Too many parents shrink at the first sign of rolled eyes and disinterested sighs from their teens, Courtney said. But they must be taught not just to believe but "give them the 'why' behind God's standards."
Although she believed her children were raised in the way they should go before leaving for college out of state, Courtney said they still needed to be held accountable to their faith. Before they left home, her two oldest children, Ryan and Paige, signed a contract drawn up by her and her husband that they would find a church, maintain a specified GPA, become involved in a weekly Bible study and establish a close-knit group of friends who would hold them accountable.
"Spiritual growth is always in the context of a relationship," said George Jacobus, pastor of collegiate ministries at Central Baptist Church in the Bryan-College Station area.

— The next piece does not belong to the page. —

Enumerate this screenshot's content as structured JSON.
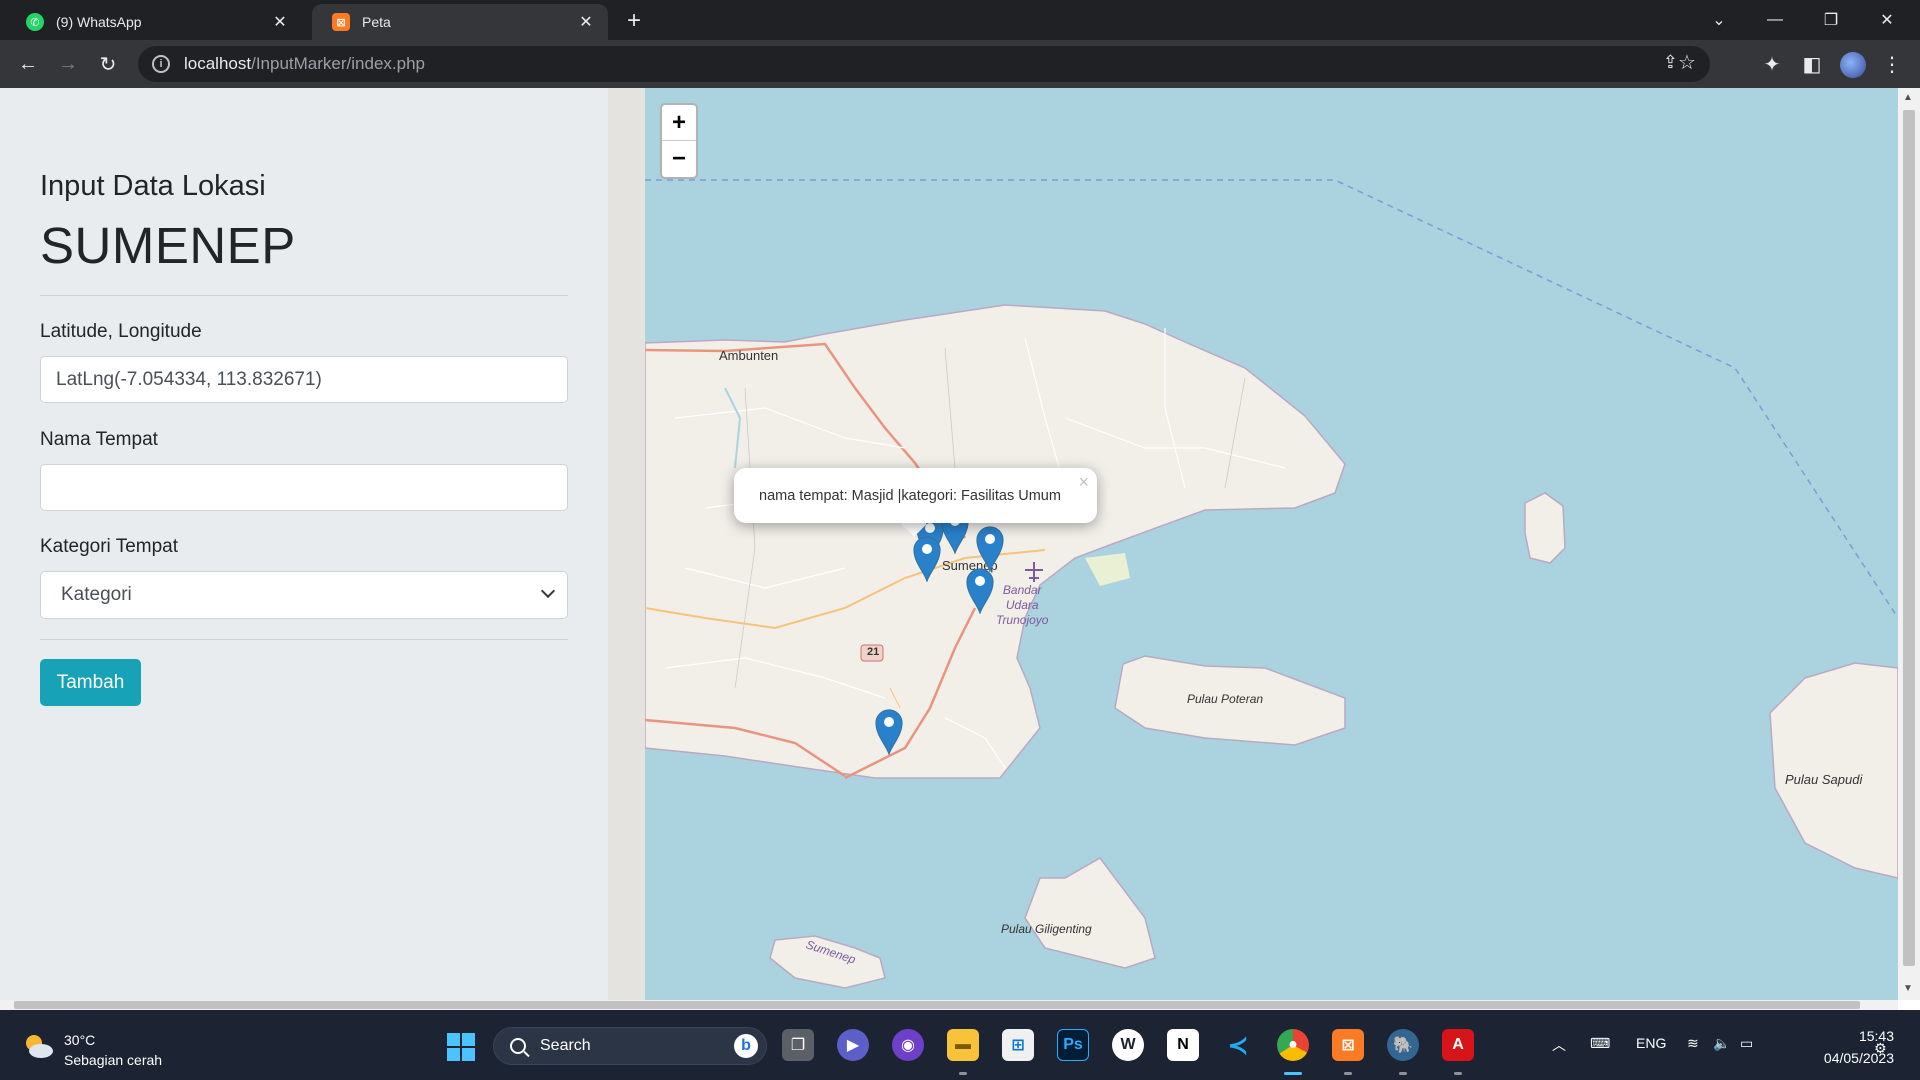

"One of the reasons students struggle is because they never find a place that feels like home to them." Adding to their list of excuses for not attending church, Jacobus said students are bombarded with so many things to do outside of class that the choices often take the place of church. Some will justify skipping Sunday services by becoming involved in a small group Bible study during the week.

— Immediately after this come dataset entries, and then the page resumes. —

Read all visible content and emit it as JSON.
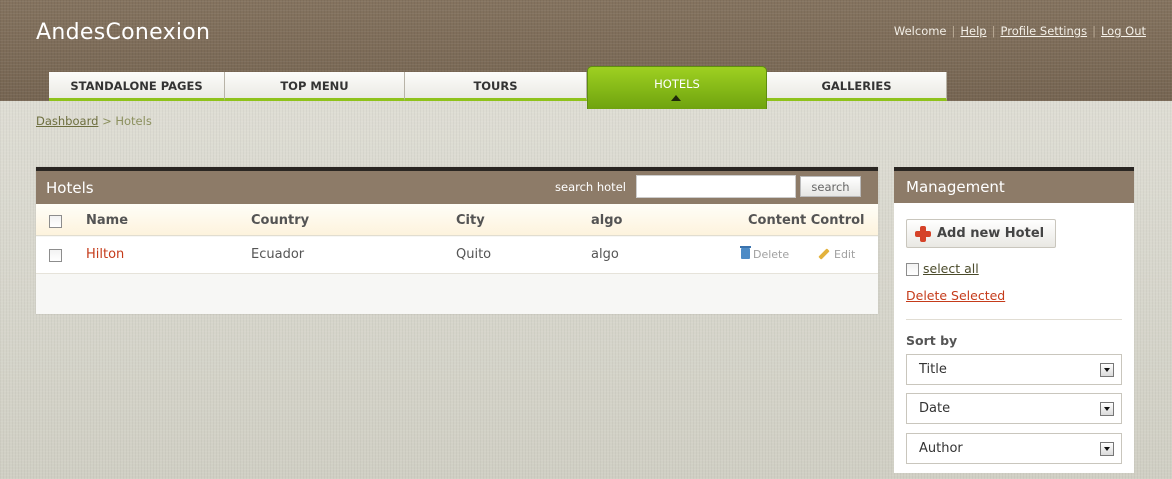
{
  "app": {
    "logo": "AndesConexion",
    "welcome": "Welcome",
    "separator": "|",
    "links": [
      "Help",
      "Profile Settings",
      "Log Out"
    ]
  },
  "nav": {
    "tabs": [
      {
        "label": "STANDALONE PAGES",
        "active": false
      },
      {
        "label": "TOP MENU",
        "active": false
      },
      {
        "label": "TOURS",
        "active": false
      },
      {
        "label": "HOTELS",
        "active": true
      },
      {
        "label": "GALLERIES",
        "active": false
      }
    ]
  },
  "breadcrumb": {
    "root": "Dashboard",
    "separator": ">",
    "current": "Hotels"
  },
  "hotels_panel": {
    "title": "Hotels",
    "search_label": "search hotel",
    "search_value": "",
    "search_button": "search",
    "columns": [
      "Name",
      "Country",
      "City",
      "algo",
      "Content Control"
    ],
    "rows": [
      {
        "name": "Hilton",
        "country": "Ecuador",
        "city": "Quito",
        "algo": "algo",
        "delete_label": "Delete",
        "edit_label": "Edit"
      }
    ]
  },
  "management": {
    "title": "Management",
    "add_button": "Add new Hotel",
    "select_all": "select all",
    "delete_selected": "Delete Selected",
    "sort_label": "Sort by",
    "sort_selects": [
      "Title",
      "Date",
      "Author"
    ]
  },
  "colors": {
    "header_brown": "#7c6b58",
    "panel_head": "#8d7b68",
    "active_tab_green": "#8fc21b",
    "name_link_red": "#c53b1a"
  }
}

But the importance of fellowship within the context of a church cannot be overstated, Jacobus noted. Young adults' spiritual development can even be retarded if they only spend time with their peers and forsake interaction with older, more mature believers, he said.
The problem of scriptural illiteracy is so severe, Crowell said, that many students are unable or unwilling to take a stand on the exclusivity of Christ, the center point of a biblical worldview. In today's multicultural society, many students balk at the idea of saying, directly or indirectly, that there is something wrong with the beliefs of their friends whose parents come from such countries as India, China, Vietnam or Pakistan.
Courtney said she has heard students who claim to be Christians defend homosexuality and a woman's "right to choose." Although she was not raised in the church and did not become a Christian until she was a 21-year-old student at the University of Texas, she was a self-described pro-choice feminist when she had an abortion at age 17 all the while feeling the conviction that there was something fundamentally immoral about the act.
It is never too late for parents to engage their teenage children, Courtney said. For some, though, it may need to begin with an apology.
Parents who feel convicted they have not lived up to the biblical mandate to train up their children should make that effort before their child leaves home, Courtney said, suggesting taking the teen out for a special meal or cup of coffee and beginning the conversation by saying, "I owe you a huge apology and I need your forgiveness for something."
The parents can then admit their shortcomings in teaching and discipling their children and then commit to making that a part of their lives from that time forward.
"Sometimes just the humility of the parents touches the kids," Courtney said. "I guarantee you, deep down that kid is feeling cared for."
Adapted from reporting by correspondent Bonnie Pritchett and managing editor Jerry Pierce of the Southern Baptist TEXAN (www.texanonline.net), newsjournal of the Southern Baptists of Texas Convention.
Copyright (c) 2009 Southern Baptist Convention, Baptist Press www.BPNews.net